Ensuring the safety and security of our communities
WASHINGTON – The Immigration Reform Law Institute (IRLI) supports the recent announcement that federal immigration authorities will work with county sheriffs to execute Basic Ordering Agreements (BOAs) that will allow local law enforcement authorities (LEAs) to detain criminal illegal aliens in local jails for Immigration and Customs Enforcement (ICE) processing and removal from the United States. At a press conference on Jan. 17, officials from ICE, the National Sheriffs’ Association, and Major County Sheriffs of America announced the phased implementation of the BOAs for seventeen Florida counties.
Traditionally, federal immigration authorities have used detainer requests to ask LEAs to hold an alien until ICE can assume custody. However, as a result of several recent lawsuits and faulty court rulings that LEA compliance with ICE detainer requests violate alleged 4th Amendment rights of illegal aliens, many sheriffs have backed off of holding criminal aliens for fear of lawsuits.
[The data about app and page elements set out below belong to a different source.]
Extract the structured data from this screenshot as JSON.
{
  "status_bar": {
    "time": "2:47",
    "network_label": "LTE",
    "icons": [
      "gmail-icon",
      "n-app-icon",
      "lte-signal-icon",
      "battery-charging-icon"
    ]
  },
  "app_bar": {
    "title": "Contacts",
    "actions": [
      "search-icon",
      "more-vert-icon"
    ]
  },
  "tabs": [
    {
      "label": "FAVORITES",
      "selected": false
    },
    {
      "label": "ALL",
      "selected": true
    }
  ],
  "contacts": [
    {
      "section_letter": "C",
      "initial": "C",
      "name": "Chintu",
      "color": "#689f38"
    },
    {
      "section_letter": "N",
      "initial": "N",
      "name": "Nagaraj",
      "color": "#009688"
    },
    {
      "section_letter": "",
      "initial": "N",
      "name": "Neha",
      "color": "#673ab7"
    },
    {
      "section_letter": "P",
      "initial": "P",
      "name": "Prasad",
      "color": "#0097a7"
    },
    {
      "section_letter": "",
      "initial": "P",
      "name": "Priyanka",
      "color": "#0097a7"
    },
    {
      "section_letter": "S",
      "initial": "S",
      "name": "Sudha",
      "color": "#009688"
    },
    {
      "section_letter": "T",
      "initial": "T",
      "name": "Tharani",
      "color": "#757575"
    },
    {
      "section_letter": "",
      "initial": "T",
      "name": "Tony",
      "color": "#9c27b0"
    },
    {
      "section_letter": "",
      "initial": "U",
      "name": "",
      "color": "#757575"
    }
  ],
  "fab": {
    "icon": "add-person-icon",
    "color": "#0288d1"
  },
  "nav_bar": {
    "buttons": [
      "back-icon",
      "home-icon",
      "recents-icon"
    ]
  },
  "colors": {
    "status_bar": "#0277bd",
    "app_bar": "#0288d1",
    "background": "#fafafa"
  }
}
BOAs will resolve this issue because under a BOA ICE assumes immediate legal custody of the alien and the LEA is merely housing the alien pursuant to a contract with the federal government. A BOA is authorized by federal law and is analogous to what is being done in jails throughout the country that have contracts with the U.S. Marshals Service.
“This action is a positive step to remove the threat of litigation against local sheriffs who receive ICE detainers,” said Dale L. Wilcox, IRLI’s executive director and general counsel. “The agreement will reveal who has been hiding behind 4th amendment concerns to shield illegal aliens, and who is truly committed to protecting the lawful residents in their communities.”
IRLI has fought in support of detainer requests for criminal illegal aliens, filing a friend-of-the-court brief in Mendez v. Bradshaw, a challenge to ICE detainer requests, and in El Cenizo et al v. Texas, in support of the new Texas statute that requires all local police agencies in the state to honor immigration detainers issued by ICE.
For additional information, contact: Brian Lonergan • 202-232-5590 • firstname.lastname@example.org